*PROBLEM*
The records that follow need to be printed exactly. Leave out each image.

*Records from a data collection*
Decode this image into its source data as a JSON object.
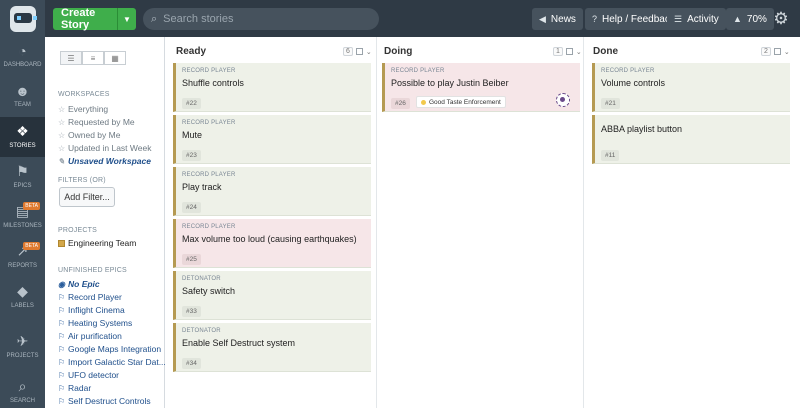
{
  "topbar": {
    "create_label": "Create Story",
    "search_placeholder": "Search stories",
    "news": "News",
    "help": "Help / Feedback",
    "activity": "Activity",
    "progress": "70%"
  },
  "nav": [
    {
      "label": "DASHBOARD",
      "icon": "dashboard-icon"
    },
    {
      "label": "TEAM",
      "icon": "team-icon"
    },
    {
      "label": "STORIES",
      "icon": "stories-icon",
      "active": true
    },
    {
      "label": "EPICS",
      "icon": "epics-icon"
    },
    {
      "label": "MILESTONES",
      "icon": "milestones-icon",
      "beta": "BETA"
    },
    {
      "label": "REPORTS",
      "icon": "reports-icon",
      "beta": "BETA"
    },
    {
      "label": "LABELS",
      "icon": "labels-icon"
    },
    {
      "label": "PROJECTS",
      "icon": "projects-icon"
    },
    {
      "label": "SEARCH",
      "icon": "search-icon"
    }
  ],
  "sidebar": {
    "workspaces_heading": "WORKSPACES",
    "workspaces": [
      "Everything",
      "Requested by Me",
      "Owned by Me",
      "Updated in Last Week"
    ],
    "unsaved": "Unsaved Workspace",
    "filters_heading": "FILTERS (OR)",
    "add_filter": "Add Filter...",
    "projects_heading": "PROJECTS",
    "project": "Engineering Team",
    "epics_heading": "UNFINISHED EPICS",
    "no_epic": "No Epic",
    "epics": [
      "Record Player",
      "Inflight Cinema",
      "Heating Systems",
      "Air purification",
      "Google Maps Integration",
      "Import Galactic Star Dat...",
      "UFO detector",
      "Radar",
      "Self Destruct Controls"
    ]
  },
  "columns": [
    {
      "name": "Ready",
      "count": "6",
      "cards": [
        {
          "epic": "RECORD PLAYER",
          "title": "Shuffle controls",
          "num": "#22",
          "red": false
        },
        {
          "epic": "RECORD PLAYER",
          "title": "Mute",
          "num": "#23",
          "red": false
        },
        {
          "epic": "RECORD PLAYER",
          "title": "Play track",
          "num": "#24",
          "red": false
        },
        {
          "epic": "RECORD PLAYER",
          "title": "Max volume too loud (causing earthquakes)",
          "num": "#25",
          "red": true
        },
        {
          "epic": "DETONATOR",
          "title": "Safety switch",
          "num": "#33",
          "red": false
        },
        {
          "epic": "DETONATOR",
          "title": "Enable Self Destruct system",
          "num": "#34",
          "red": false
        }
      ]
    },
    {
      "name": "Doing",
      "count": "1",
      "cards": [
        {
          "epic": "RECORD PLAYER",
          "title": "Possible to play Justin Beiber",
          "num": "#26",
          "red": true,
          "label": "Good Taste Enforcement"
        }
      ]
    },
    {
      "name": "Done",
      "count": "2",
      "cards": [
        {
          "epic": "RECORD PLAYER",
          "title": "Volume controls",
          "num": "#21",
          "red": false
        },
        {
          "epic": "",
          "title": "ABBA playlist button",
          "num": "#11",
          "red": false
        }
      ]
    }
  ]
}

*ANSWER AREA*
Decode this image into its source data as a JSON object.
{
  "topbar": {
    "create_label": "Create Story",
    "search_placeholder": "Search stories",
    "news": "News",
    "help": "Help / Feedback",
    "activity": "Activity",
    "progress": "70%"
  },
  "nav": [
    {
      "label": "DASHBOARD",
      "icon": "dashboard-icon"
    },
    {
      "label": "TEAM",
      "icon": "team-icon"
    },
    {
      "label": "STORIES",
      "icon": "stories-icon",
      "active": true
    },
    {
      "label": "EPICS",
      "icon": "epics-icon"
    },
    {
      "label": "MILESTONES",
      "icon": "milestones-icon",
      "beta": "BETA"
    },
    {
      "label": "REPORTS",
      "icon": "reports-icon",
      "beta": "BETA"
    },
    {
      "label": "LABELS",
      "icon": "labels-icon"
    },
    {
      "label": "PROJECTS",
      "icon": "projects-icon"
    },
    {
      "label": "SEARCH",
      "icon": "search-icon"
    }
  ],
  "sidebar": {
    "workspaces_heading": "WORKSPACES",
    "workspaces": [
      "Everything",
      "Requested by Me",
      "Owned by Me",
      "Updated in Last Week"
    ],
    "unsaved": "Unsaved Workspace",
    "filters_heading": "FILTERS (OR)",
    "add_filter": "Add Filter...",
    "projects_heading": "PROJECTS",
    "project": "Engineering Team",
    "epics_heading": "UNFINISHED EPICS",
    "no_epic": "No Epic",
    "epics": [
      "Record Player",
      "Inflight Cinema",
      "Heating Systems",
      "Air purification",
      "Google Maps Integration",
      "Import Galactic Star Dat...",
      "UFO detector",
      "Radar",
      "Self Destruct Controls"
    ]
  },
  "columns": [
    {
      "name": "Ready",
      "count": "6",
      "cards": [
        {
          "epic": "RECORD PLAYER",
          "title": "Shuffle controls",
          "num": "#22",
          "red": false
        },
        {
          "epic": "RECORD PLAYER",
          "title": "Mute",
          "num": "#23",
          "red": false
        },
        {
          "epic": "RECORD PLAYER",
          "title": "Play track",
          "num": "#24",
          "red": false
        },
        {
          "epic": "RECORD PLAYER",
          "title": "Max volume too loud (causing earthquakes)",
          "num": "#25",
          "red": true
        },
        {
          "epic": "DETONATOR",
          "title": "Safety switch",
          "num": "#33",
          "red": false
        },
        {
          "epic": "DETONATOR",
          "title": "Enable Self Destruct system",
          "num": "#34",
          "red": false
        }
      ]
    },
    {
      "name": "Doing",
      "count": "1",
      "cards": [
        {
          "epic": "RECORD PLAYER",
          "title": "Possible to play Justin Beiber",
          "num": "#26",
          "red": true,
          "label": "Good Taste Enforcement"
        }
      ]
    },
    {
      "name": "Done",
      "count": "2",
      "cards": [
        {
          "epic": "RECORD PLAYER",
          "title": "Volume controls",
          "num": "#21",
          "red": false
        },
        {
          "epic": "",
          "title": "ABBA playlist button",
          "num": "#11",
          "red": false
        }
      ]
    }
  ]
}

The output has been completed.